Ioannis Vichos, Appellant, v. Herbert Brownell, Jr., Attorney General of the United States, Appellee, 230 F.2d 45 (D.C. Cir. 1956)Annotate this Case
Decided February 2, 1956
Mr. Joseph J. Lyman, Washington, D. C., for appellant.
Mr. John W. Kern, III, Asst. U. S. Atty., with whom Messrs. Leo A. Rover, U. S. Atty., Lewis Carroll and William F. Becker, Asst. U. S. Attys., were on the brief, for appellee. Mr. Milton Eisenberg, Asst. U. S. Atty., also entered an appearance for appellee.
Before PRETTYMAN, DANAHER and BASTIAN, Circuit Judges.
BASTIAN, Circuit Judge.
Appellant (plaintiff) is a native and citizen of Greece. He was admitted into the United States in Philadelphia in February 1942 as a seaman and, although his entry was lawful, he remained in this country beyond the period allowed by his seaman's immigration visa. He was arrested in March 1953 for deportation, on the ground that he was presently within the United States without a valid immigration visa. His deportability is not contested, but he applied for suspension of deportation or for the privilege of voluntary departure, under Section 244(a) (1) of the Immigration and Nationality Act of 1952.1
Hearings were duly had by the Special Inquiry Officer of the Immigration and Naturalization Service, who found that the appellant was in this country unlawfully; that he had been and was a person of good moral character; that he had never been arrested or had any subversive affiliations; that his wife and some cousins resided in Greece and that from time to time he sent his wife whatever money was available for support; that a cousin of his lives in the United States to whom he contributes support but who is not dependent upon the appellant for support; that he works as a cook, earning about $53.00 a week and has total assets of about $2,000.00; that he had been physically present in the United States for a period of over seven years preceding the date of the application for suspension of deportation.
Appellant contended that it would be an exceptional and extremely unusual hardship if he were deported in that he would not be able to support himself and wife adequately in Greece. The Special Inquiry Officer found as follows:
"There is no other evidence to establish hardship if the respondent were deported from the United States other than his unsupported statement that he cannot adequately support himself and his wife. It is not believed that the evidence justifies a finding that the respondent's deportation would result in an exceptional and extremely unusual hardship such as that which is required in Section 244(a) of the Immigration and Nationality Act. Even if it should be found that the respondent has established statutory eligibility for the privilege of suspension of deportation which he has requested, as a matter of discretion this relief should be denied to him. The respondent knowing of the need for allied seamen did not return to the sea when he was physically able to do so as a matter of whimsy on his part. The respondent has no close ties in the United States and there is no merit to his application separate and apart from such merit as exists from mere physical presence in the United States. In view of the fact he has failed to establish exceptional and extremely unusual hardship, and in view of the fact if even he be found to have established statutory eligibility, the facts in this case do no warrant the exercise of discretionary relief which he seeks, suspension of deportation will be denied to him. Since, however, he has established statutory eligibility for the privilege of voluntary departure in lieu of deportation and since he has resided in the United States for a fairly considerable number of years and states that if granted the privilege of voluntary departure, he may, perhaps, in the future return as a seaman and seek shore leave, and since he has stated if he so returns he will not again illegally remain in the United States, it is believed he should be granted the privilege of voluntary departure for which he has established statutory eligibility."

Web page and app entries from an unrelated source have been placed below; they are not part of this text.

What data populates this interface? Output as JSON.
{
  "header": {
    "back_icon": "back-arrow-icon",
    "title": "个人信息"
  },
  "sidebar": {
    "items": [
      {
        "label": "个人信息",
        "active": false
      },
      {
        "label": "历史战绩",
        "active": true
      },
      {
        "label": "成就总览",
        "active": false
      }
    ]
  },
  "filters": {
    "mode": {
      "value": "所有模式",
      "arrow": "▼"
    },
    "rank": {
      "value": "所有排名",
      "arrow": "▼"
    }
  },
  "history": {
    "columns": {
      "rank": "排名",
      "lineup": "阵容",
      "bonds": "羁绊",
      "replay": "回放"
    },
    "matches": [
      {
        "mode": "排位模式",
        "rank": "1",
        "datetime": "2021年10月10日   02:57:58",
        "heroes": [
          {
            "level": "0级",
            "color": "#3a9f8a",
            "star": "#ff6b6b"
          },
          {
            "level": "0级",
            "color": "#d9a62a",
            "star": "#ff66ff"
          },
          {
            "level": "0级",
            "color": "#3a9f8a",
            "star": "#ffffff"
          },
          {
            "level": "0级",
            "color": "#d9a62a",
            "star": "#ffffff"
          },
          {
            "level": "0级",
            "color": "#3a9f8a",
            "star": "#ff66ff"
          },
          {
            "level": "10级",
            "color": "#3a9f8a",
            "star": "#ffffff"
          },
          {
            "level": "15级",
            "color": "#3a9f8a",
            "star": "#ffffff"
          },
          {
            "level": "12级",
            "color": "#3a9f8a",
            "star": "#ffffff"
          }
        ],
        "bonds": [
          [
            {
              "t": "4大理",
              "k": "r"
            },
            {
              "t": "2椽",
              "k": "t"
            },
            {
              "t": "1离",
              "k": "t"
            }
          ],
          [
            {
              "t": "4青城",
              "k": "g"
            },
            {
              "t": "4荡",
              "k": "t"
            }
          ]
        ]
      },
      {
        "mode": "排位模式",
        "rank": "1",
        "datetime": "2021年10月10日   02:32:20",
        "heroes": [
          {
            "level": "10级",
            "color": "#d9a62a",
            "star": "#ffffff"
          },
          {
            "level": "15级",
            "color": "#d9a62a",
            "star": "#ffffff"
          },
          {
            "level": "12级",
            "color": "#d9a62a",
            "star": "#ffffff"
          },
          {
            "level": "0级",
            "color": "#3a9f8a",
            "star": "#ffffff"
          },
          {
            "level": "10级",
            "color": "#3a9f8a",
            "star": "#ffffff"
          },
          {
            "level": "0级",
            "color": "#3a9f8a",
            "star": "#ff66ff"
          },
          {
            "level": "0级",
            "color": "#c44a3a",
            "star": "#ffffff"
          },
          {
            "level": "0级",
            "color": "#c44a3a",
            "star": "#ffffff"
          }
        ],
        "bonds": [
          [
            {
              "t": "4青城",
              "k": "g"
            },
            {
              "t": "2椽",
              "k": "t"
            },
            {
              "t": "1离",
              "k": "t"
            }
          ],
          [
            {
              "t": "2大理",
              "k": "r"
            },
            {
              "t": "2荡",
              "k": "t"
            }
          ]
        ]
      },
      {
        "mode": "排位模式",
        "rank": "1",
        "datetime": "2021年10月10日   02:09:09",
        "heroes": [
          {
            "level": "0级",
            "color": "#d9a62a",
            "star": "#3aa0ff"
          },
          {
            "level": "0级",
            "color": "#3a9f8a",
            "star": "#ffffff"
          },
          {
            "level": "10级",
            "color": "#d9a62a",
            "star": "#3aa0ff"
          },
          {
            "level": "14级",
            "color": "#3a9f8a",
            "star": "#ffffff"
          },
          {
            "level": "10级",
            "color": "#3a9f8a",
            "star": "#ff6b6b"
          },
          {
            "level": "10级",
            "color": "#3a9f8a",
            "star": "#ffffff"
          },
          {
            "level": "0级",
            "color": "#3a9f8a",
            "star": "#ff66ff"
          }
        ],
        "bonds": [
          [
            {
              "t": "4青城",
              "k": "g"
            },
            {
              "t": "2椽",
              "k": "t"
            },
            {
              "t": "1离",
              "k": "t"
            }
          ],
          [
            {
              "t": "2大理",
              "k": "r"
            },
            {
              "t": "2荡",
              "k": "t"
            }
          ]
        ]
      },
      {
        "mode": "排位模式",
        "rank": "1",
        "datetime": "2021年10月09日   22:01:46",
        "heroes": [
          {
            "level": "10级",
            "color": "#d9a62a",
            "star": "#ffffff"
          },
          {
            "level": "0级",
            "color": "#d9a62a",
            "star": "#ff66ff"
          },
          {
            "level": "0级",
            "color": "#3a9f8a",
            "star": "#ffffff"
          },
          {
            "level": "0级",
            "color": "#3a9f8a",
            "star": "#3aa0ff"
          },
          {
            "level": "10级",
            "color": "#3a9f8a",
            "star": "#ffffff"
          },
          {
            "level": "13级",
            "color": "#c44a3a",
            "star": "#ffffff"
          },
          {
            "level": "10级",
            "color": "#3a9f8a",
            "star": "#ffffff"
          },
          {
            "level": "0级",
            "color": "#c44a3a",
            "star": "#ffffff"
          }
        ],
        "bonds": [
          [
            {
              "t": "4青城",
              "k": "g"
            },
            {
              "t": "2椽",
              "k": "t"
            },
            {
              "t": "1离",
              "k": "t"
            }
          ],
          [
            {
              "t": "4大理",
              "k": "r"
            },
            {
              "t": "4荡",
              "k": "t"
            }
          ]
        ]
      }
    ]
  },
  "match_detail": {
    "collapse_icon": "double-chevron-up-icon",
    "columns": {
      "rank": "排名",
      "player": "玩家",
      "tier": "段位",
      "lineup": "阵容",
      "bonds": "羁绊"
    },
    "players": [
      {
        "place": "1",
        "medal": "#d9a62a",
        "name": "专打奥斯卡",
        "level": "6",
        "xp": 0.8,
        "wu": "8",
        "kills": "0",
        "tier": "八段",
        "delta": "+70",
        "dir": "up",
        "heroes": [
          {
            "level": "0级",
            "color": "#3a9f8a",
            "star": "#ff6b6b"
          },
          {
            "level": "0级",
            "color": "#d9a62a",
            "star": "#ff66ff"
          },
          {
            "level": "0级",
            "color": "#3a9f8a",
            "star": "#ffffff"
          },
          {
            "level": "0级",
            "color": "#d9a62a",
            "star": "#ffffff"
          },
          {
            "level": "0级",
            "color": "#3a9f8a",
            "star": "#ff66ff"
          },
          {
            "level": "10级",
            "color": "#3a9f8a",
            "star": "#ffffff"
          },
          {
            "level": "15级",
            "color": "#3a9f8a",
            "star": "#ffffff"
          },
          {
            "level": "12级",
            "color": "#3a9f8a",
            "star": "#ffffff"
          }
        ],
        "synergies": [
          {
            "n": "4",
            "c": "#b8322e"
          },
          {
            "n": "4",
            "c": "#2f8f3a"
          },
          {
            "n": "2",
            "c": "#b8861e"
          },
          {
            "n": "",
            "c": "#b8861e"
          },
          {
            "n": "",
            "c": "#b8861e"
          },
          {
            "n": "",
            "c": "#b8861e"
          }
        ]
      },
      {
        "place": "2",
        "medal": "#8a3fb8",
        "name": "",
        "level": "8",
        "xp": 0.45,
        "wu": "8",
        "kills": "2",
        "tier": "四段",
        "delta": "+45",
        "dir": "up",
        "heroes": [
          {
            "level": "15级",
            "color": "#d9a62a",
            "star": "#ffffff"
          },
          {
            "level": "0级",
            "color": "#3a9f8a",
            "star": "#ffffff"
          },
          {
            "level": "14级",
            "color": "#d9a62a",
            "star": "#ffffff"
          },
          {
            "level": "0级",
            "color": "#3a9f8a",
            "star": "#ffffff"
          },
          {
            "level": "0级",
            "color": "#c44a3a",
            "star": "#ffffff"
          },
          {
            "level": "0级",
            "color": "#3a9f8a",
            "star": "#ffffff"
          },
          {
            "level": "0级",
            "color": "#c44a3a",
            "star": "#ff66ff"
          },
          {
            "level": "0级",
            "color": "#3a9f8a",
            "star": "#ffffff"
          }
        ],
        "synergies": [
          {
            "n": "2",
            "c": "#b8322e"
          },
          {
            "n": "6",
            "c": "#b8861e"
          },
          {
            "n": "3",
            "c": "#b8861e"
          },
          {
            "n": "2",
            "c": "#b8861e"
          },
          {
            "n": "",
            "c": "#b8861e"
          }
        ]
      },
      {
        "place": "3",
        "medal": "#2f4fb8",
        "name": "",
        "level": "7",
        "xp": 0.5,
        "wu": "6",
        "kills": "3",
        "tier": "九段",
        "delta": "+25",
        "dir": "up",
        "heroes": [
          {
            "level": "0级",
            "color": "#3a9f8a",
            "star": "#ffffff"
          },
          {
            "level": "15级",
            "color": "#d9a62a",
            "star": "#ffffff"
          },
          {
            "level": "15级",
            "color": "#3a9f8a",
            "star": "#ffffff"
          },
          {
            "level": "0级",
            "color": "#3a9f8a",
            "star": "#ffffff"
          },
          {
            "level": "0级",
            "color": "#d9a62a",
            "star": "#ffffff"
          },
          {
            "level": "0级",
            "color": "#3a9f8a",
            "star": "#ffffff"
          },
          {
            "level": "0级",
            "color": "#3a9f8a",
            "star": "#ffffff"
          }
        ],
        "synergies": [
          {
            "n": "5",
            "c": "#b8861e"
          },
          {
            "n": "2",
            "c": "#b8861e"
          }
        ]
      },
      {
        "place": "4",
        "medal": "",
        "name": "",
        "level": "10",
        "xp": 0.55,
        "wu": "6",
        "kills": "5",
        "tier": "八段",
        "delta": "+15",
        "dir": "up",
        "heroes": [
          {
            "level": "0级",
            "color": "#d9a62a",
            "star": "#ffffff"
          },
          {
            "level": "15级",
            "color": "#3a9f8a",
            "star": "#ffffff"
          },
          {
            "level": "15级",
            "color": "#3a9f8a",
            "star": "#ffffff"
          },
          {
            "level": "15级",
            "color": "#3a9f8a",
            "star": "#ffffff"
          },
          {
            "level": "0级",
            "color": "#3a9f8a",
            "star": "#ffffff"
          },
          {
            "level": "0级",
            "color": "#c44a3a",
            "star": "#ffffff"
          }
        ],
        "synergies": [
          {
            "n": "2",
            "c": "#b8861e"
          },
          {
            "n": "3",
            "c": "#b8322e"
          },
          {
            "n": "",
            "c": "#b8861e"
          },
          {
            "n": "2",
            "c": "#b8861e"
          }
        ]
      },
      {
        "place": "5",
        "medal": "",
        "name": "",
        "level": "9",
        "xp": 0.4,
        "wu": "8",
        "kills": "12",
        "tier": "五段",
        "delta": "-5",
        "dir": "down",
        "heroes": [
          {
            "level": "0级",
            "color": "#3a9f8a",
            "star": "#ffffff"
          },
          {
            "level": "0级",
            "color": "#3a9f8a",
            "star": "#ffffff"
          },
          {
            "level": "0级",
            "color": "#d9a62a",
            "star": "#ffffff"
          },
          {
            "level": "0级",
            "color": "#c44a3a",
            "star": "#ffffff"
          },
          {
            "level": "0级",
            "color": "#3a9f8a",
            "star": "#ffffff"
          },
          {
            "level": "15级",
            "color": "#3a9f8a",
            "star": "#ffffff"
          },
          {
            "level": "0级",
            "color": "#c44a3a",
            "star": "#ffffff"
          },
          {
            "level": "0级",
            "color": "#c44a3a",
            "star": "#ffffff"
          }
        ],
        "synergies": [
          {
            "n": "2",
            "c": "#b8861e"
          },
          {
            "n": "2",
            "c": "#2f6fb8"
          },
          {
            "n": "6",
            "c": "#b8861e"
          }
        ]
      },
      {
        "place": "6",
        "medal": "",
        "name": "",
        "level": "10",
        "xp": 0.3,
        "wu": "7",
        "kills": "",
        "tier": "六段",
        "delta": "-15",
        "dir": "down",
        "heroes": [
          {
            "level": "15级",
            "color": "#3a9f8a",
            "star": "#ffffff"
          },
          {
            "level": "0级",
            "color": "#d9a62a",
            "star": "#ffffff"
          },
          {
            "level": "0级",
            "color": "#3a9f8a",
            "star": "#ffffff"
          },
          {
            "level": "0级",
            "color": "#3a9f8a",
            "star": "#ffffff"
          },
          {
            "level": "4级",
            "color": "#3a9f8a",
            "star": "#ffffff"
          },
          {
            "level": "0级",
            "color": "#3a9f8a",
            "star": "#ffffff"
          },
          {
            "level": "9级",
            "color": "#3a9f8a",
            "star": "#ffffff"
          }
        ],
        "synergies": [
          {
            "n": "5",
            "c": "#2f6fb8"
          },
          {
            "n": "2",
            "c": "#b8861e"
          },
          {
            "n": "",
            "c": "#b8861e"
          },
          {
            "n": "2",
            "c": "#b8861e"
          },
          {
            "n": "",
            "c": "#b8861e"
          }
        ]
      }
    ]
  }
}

Thereafter appellant appealed to the Board of Immigration Appeals, which held that the case did not warrant suspension of deportation, but granted the privilege of voluntary departure. Thereupon the instant action was filed and, on November 14, 1955, the District Court granted appellee's motion for summary judgment. This appeal followed.
We believe that it cannot be said that the action of the Attorney General in holding that deportation would not result in exceptional and extremely unusual hardship to appellant was erroneous, or arbitrary or capricious. Assuming arguendo that such hardship had been established, the action of the Attorney General in refusing suspension of deportation was well within his statutory discretion. See Asikese v. Brownell, 97 U. S.App.D.C. ___, 230 F.2d 34.
8 U.S.C.A. § 1254(a) (1)